The map of civic entities in Deir Ezzor consists primarily of three actors: the local authorities, represented by the Civic and Legislative Councils; Local CSOs, which are nascent and lack adequate capacities, and INGOs and donors. Additionally, there are several active society members and tribal leaders who are not directly affiliated with these entities.
This study aims to shed a light on the status quo of civic work in Deir Ezzor considering the recent changes on the political and military level, provide an overview of the opportunities and challenges facing civil society, and provide recommendations
for all actors currently operating or planning to expand their work to the area.
- Raise awareness and conduct advocacy through media and on-the-ground activities to define the role of civil society and lay the groundwork for further effective projects. The civil society space in Deir Ezzor is nascent and immature, and there is a lack of understanding about the role CSOs play
in society. This awareness will be important particularly for activities conducted by CSOs outside the essential services and small-scale humanitarian work sector. This will allow CSOs to expand in the future to meet needs identified by the local community and support the general development of the region.
- Increase coordination and efforts to strengthen relationships amongst the different stakeholders to overcome the current issue of unfocused efforts and to ensure effective interventions in all sectors. The ongoing lack of coordination demonstrates the importance of efforts that aim to create a suitable environment for dialogue and to bring together different actors to discuss how to address community challenges.
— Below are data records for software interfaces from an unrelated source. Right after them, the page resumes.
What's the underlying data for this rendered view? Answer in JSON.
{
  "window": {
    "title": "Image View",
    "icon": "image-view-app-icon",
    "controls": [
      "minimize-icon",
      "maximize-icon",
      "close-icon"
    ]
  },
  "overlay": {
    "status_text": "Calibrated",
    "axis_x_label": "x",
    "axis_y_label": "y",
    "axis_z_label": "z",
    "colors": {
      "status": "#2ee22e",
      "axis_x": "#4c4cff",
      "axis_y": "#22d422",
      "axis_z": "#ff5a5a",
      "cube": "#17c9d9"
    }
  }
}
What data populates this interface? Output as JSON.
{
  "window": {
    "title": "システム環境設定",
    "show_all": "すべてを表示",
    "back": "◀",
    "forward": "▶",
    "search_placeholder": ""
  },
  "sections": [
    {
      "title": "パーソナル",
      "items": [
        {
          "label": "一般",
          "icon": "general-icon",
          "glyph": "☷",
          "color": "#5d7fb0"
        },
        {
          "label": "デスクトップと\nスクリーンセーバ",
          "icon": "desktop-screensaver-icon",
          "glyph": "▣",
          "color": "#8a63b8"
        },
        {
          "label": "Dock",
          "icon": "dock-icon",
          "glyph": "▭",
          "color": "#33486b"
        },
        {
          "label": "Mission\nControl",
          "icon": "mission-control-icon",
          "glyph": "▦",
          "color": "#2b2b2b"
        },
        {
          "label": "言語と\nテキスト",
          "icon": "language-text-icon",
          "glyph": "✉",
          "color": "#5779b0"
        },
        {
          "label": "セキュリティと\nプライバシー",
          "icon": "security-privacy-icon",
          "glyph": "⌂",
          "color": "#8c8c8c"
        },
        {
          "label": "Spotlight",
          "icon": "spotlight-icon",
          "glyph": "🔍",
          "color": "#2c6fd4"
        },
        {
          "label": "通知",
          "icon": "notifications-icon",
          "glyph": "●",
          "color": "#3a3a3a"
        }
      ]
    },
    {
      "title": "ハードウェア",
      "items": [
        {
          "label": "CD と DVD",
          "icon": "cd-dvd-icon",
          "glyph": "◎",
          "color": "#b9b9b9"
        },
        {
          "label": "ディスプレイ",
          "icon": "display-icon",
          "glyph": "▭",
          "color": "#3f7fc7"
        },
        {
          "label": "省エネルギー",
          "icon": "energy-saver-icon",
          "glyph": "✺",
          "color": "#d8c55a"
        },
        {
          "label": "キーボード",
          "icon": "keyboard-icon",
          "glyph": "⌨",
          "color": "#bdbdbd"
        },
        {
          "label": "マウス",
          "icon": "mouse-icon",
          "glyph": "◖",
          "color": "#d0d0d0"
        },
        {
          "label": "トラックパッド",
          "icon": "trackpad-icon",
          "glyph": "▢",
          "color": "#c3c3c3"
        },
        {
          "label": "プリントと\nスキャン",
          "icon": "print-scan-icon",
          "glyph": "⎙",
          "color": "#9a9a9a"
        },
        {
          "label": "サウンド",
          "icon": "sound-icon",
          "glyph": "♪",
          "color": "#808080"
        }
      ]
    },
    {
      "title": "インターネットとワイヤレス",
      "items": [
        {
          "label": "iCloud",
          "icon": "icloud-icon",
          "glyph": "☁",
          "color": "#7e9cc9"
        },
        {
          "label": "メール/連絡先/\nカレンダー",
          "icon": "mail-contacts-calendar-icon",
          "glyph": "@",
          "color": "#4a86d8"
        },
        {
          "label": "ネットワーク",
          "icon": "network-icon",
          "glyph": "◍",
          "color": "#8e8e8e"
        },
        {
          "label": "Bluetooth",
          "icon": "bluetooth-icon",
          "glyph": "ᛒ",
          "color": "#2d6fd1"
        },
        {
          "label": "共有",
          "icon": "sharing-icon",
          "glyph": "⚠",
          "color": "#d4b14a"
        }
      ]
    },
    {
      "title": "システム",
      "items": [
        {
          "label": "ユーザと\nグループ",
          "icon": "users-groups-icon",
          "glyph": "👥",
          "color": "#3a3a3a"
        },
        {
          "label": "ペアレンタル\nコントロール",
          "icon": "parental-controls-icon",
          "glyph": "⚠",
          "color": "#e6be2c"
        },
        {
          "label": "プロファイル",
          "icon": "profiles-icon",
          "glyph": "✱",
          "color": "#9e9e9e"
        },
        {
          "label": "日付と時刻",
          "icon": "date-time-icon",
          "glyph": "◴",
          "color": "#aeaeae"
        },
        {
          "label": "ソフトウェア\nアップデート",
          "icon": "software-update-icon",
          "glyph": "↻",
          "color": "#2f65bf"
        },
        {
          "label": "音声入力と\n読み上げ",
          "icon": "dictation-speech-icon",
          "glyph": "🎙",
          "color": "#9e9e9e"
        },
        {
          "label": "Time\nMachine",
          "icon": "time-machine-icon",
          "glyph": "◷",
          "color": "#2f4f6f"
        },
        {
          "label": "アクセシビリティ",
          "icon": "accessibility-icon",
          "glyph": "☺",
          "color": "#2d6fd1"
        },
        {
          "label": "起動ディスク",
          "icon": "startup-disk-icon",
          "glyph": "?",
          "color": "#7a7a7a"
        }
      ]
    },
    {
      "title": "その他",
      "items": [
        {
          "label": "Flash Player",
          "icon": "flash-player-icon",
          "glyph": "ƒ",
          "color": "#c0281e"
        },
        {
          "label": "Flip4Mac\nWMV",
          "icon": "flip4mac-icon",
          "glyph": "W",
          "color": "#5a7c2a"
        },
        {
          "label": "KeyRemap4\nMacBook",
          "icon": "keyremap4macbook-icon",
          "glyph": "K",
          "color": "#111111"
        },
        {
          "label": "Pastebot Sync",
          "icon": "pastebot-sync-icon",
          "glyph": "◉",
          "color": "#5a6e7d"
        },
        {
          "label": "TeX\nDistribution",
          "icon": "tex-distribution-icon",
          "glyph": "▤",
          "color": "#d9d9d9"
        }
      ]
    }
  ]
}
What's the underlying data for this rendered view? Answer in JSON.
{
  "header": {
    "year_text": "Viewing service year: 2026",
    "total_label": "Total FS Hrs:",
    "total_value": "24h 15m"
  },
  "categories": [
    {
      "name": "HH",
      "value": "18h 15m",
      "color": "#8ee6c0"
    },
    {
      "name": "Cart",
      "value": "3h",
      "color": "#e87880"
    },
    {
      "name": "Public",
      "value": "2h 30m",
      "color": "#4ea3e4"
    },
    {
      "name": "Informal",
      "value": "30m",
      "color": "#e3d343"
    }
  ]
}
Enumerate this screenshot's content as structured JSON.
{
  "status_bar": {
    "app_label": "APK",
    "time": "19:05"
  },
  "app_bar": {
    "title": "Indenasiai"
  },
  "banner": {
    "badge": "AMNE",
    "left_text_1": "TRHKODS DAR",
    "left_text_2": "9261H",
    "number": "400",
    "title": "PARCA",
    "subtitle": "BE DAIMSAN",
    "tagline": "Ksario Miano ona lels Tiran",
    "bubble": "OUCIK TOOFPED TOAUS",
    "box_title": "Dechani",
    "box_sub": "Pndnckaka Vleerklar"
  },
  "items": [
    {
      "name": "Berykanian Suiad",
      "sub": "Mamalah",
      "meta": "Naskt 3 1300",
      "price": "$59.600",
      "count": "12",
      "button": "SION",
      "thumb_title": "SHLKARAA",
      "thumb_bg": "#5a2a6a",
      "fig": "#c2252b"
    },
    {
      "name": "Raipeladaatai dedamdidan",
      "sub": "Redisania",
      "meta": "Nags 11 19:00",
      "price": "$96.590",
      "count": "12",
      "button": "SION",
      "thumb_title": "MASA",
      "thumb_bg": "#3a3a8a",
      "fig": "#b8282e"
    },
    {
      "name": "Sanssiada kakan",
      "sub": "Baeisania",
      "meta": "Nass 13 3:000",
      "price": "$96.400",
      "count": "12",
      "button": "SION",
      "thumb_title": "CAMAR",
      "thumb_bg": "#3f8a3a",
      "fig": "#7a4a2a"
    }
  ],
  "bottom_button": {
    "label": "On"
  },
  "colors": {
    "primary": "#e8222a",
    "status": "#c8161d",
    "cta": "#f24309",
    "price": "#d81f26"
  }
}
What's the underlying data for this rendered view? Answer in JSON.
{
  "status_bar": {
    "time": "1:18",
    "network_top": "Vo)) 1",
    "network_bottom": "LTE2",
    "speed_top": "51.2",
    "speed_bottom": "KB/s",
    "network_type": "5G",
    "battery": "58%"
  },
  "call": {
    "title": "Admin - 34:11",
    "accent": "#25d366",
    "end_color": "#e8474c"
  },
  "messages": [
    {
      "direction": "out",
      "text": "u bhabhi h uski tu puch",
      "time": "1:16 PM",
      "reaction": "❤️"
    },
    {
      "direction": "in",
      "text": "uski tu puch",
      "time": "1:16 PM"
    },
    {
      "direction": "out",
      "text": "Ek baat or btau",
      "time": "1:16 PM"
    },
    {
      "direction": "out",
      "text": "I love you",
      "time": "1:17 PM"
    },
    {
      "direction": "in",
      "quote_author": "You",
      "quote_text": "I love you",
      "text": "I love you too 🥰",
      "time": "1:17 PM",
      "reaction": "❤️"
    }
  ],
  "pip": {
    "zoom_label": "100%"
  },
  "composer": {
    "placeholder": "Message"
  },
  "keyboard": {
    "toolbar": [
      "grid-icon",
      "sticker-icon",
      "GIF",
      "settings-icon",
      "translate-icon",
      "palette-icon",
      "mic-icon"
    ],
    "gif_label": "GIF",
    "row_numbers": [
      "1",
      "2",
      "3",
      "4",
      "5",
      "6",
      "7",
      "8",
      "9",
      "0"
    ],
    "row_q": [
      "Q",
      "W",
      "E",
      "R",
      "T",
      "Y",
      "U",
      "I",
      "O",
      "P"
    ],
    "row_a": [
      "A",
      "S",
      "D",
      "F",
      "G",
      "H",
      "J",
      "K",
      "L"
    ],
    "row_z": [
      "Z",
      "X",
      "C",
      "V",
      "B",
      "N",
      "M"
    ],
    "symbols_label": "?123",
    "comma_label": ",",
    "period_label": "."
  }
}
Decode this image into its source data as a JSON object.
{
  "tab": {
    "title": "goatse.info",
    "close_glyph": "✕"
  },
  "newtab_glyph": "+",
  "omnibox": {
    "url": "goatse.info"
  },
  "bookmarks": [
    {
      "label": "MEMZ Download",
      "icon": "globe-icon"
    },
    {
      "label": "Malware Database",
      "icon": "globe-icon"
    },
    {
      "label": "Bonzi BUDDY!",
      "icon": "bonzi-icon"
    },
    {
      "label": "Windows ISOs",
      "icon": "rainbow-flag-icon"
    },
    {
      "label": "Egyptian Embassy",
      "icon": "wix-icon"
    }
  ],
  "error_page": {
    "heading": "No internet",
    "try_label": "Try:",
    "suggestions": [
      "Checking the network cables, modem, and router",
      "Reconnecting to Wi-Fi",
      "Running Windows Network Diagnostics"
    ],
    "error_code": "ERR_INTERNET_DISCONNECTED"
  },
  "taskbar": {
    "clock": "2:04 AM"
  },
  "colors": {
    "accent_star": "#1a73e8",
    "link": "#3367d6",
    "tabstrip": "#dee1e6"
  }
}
- Provide local CSOs and initiatives with the opportunities to develop their individual and organizational capacities through customized capacity-building programs, workshops, and connections with experts in various relevant fields.
- Support CSOs to conduct further needs assessments in Deir Ezzor province to fully understand the immense needs, the inadequacy of provided services, and the capacity of local actors. Activities implemented by local CSOs are generally driven by donors’ requirements and plans, and not fully based on an accurate needs assessment. Greater attention should be given to conducting these assessments and supporting data-driven proposals by both local and international actors alike to ensure more effective, relevant, and sustainable programming for the region.
- Increase coordination with the Civic Council and provide it with the needed support to ease and accelerate the registration process of newly established CSOs. This would have a direct positive impact on the willingness of community key personnel and individual activists to form new initiatives and CSOs, leading to a more diverse and active civil society. A comprehensive and flexible legal framework for civic entities that allows for increased working space with reduced constraints is also needed to encourage CSOs to explore various sectors and expand in terms of size, domain, and effectiveness.
- Establish communication channels to connect local CSOs with donors and INGOs to explore opportunities for collaboration and support, taking into consideration the special characteristics of the region and their emerging challenges and obstacles.